A letter was written in response to a paper previously published in Cancer Causes and Control. The first author felt that the use of a particular instrument to measure personal exposure of Swedish railway workers to magnetic fields was not appropriate. The instrument used may have presented inaccurate exposure estimates since the frequency response decreased below 30 Hertz and the frequency of the electric current used was 16.66 Hertz. The first author did not feel that this problem was critical to the conclusions of the original paper. However, it was stated that if increased risk due to increased exposure intensity was studied, the inaccuracy of the instrument would probably prove to be a problem. The importance of matching the instrument to the characteristics of the agent being measured was stressed. The author of the original paper was allowed to reply and reiterated that estimates of exposure to magnetic fields was highly dependent on the choice of the instrument and how the measurement was carried out. The original author emphasized that the magnetic field densities were provided in the paper to show that some of the study groups had a high magnetic field exposure during work.
We take your privacy seriously. You can review and change the way we collect information below.
These cookies allow us to count visits and traffic sources so we can measure and improve the performance of our site. They help us to know which pages are the most and least popular and see how visitors move around the site. All information these cookies collect is aggregated and therefore anonymous. If you do not allow these cookies we will not know when you have visited our site, and will not be able to monitor its performance.
Cookies used to make website functionality more relevant to you. These cookies perform functions like remembering presentation options or choices and, in some cases, delivery of web content that based on self-identified area of interests.
Cookies used to track the effectiveness of CDC public health campaigns through clickthrough data.
Cookies used to enable you to share pages and content that you find interesting on CDC.gov through third party social networking and other websites.
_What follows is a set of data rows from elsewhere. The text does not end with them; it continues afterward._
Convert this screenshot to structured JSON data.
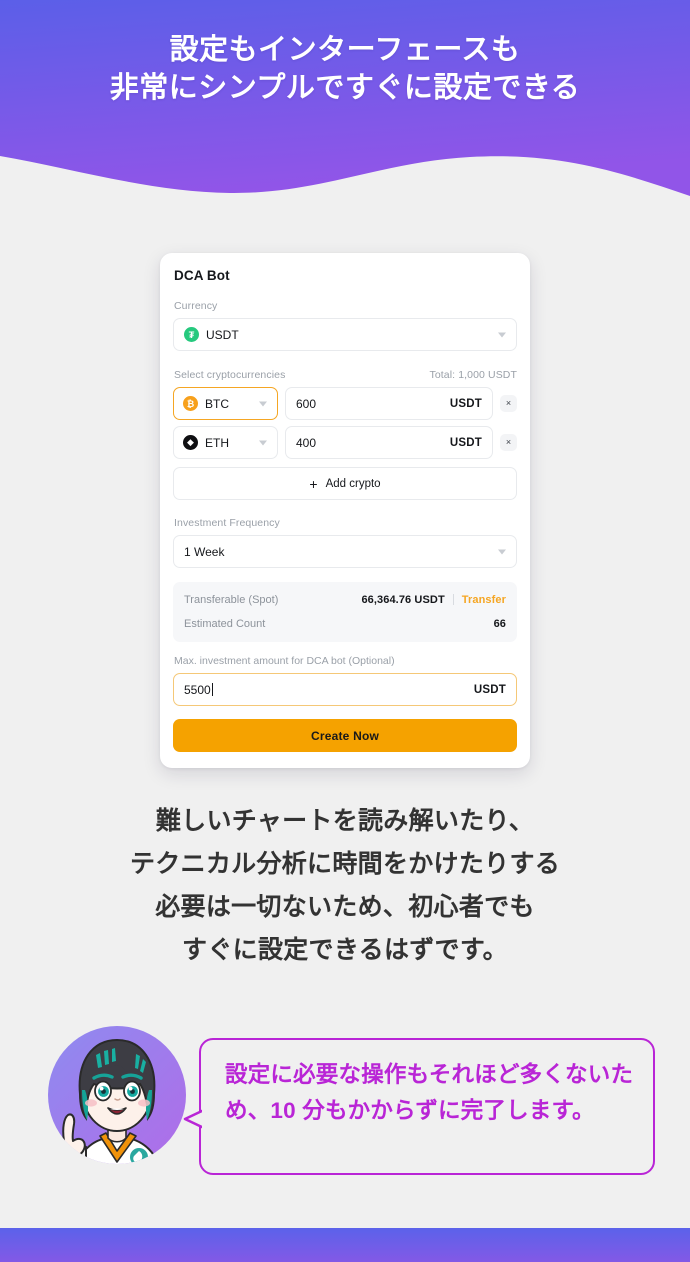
{
  "hero": {
    "title_lines": [
      "設定もインターフェースも",
      "非常にシンプルですぐに設定できる"
    ],
    "gradient_from": "#5B5FE8",
    "gradient_to": "#9155E8"
  },
  "card": {
    "title": "DCA Bot",
    "currency": {
      "label": "Currency",
      "icon": "tether-coin-icon",
      "icon_glyph": "₮",
      "value": "USDT",
      "chevron": "chevron-down-icon"
    },
    "crypto_section": {
      "label": "Select cryptocurrencies",
      "total": "Total: 1,000 USDT",
      "rows": [
        {
          "icon": "bitcoin-coin-icon",
          "icon_glyph": "₿",
          "symbol": "BTC",
          "amount": "600",
          "unit": "USDT",
          "remove_glyph": "×",
          "focused": true
        },
        {
          "icon": "ethereum-coin-icon",
          "icon_glyph": "◆",
          "symbol": "ETH",
          "amount": "400",
          "unit": "USDT",
          "remove_glyph": "×",
          "focused": false
        }
      ],
      "add_label": "Add crypto",
      "add_glyph": "+"
    },
    "frequency": {
      "label": "Investment Frequency",
      "value": "1 Week",
      "chevron": "chevron-down-icon"
    },
    "info": {
      "transferable_label": "Transferable (Spot)",
      "transferable_value": "66,364.76 USDT",
      "transfer_link": "Transfer",
      "estimated_label": "Estimated Count",
      "estimated_value": "66"
    },
    "max": {
      "label": "Max. investment amount for DCA bot (Optional)",
      "value": "5500",
      "unit": "USDT"
    },
    "cta_label": "Create Now",
    "accent_color": "#F5A200"
  },
  "body_copy": {
    "lines": [
      "難しいチャートを読み解いたり、",
      "テクニカル分析に時間をかけたりする",
      "必要は一切ないため、初心者でも",
      "すぐに設定できるはずです。"
    ]
  },
  "character": {
    "name": "mascot-avatar",
    "circle_gradient_from": "#8E8BF0",
    "circle_gradient_to": "#B06CE8"
  },
  "bubble": {
    "text": "設定に必要な操作もそれほど多くないため、10 分もかからずに完了します。",
    "border_color": "#B925D6",
    "text_color": "#B925D6"
  },
  "footer": {
    "gradient_from": "#5B62EA",
    "gradient_to": "#8359E6"
  }
}
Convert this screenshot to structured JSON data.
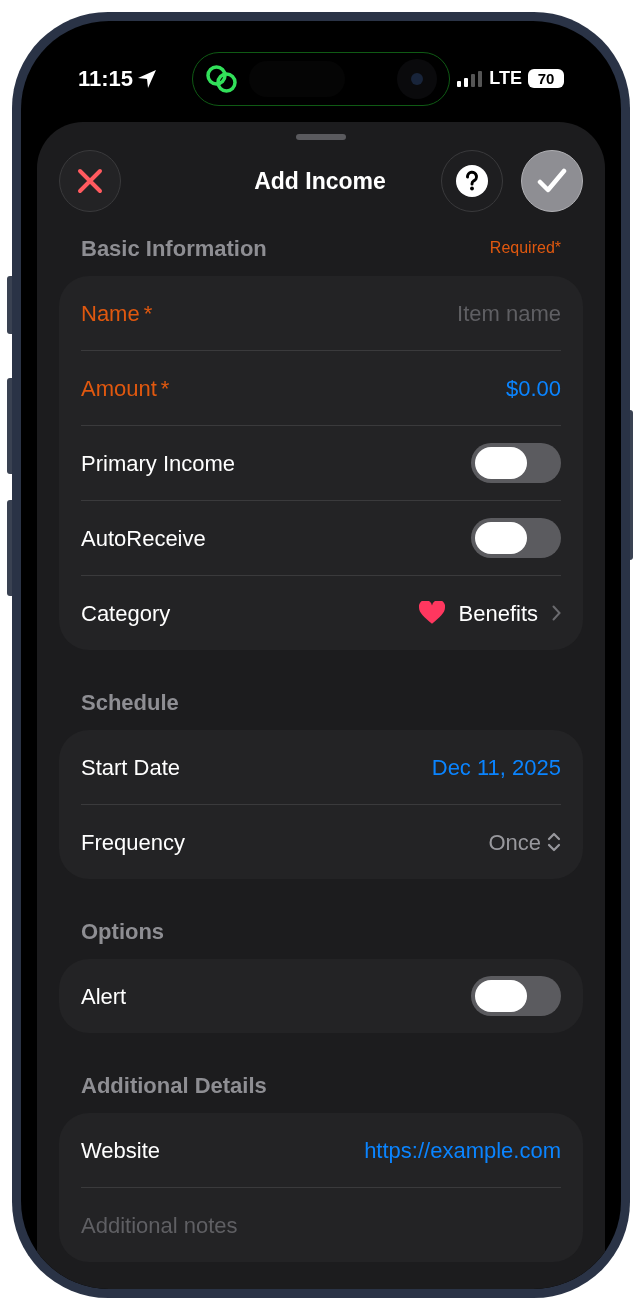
{
  "status_bar": {
    "time": "11:15",
    "network": "LTE",
    "battery": "70"
  },
  "header": {
    "title": "Add Income"
  },
  "sections": [
    {
      "title": "Basic Information",
      "note": "Required*",
      "rows": [
        {
          "kind": "text_field",
          "label": "Name",
          "required": true,
          "mark": "*",
          "placeholder": "Item name"
        },
        {
          "kind": "value",
          "label": "Amount",
          "required": true,
          "mark": "*",
          "value": "$0.00"
        },
        {
          "kind": "toggle",
          "label": "Primary Income",
          "on": false
        },
        {
          "kind": "toggle",
          "label": "AutoReceive",
          "on": false
        },
        {
          "kind": "picker",
          "label": "Category",
          "value": "Benefits"
        }
      ]
    },
    {
      "title": "Schedule",
      "rows": [
        {
          "kind": "value",
          "label": "Start Date",
          "value": "Dec 11, 2025"
        },
        {
          "kind": "menu",
          "label": "Frequency",
          "value": "Once"
        }
      ]
    },
    {
      "title": "Options",
      "rows": [
        {
          "kind": "toggle",
          "label": "Alert",
          "on": false
        }
      ]
    },
    {
      "title": "Additional Details",
      "rows": [
        {
          "kind": "value",
          "label": "Website",
          "value": "https://example.com"
        },
        {
          "kind": "notes",
          "placeholder": "Additional notes"
        }
      ]
    }
  ]
}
These cookies may also be used for advertising purposes by these third parties.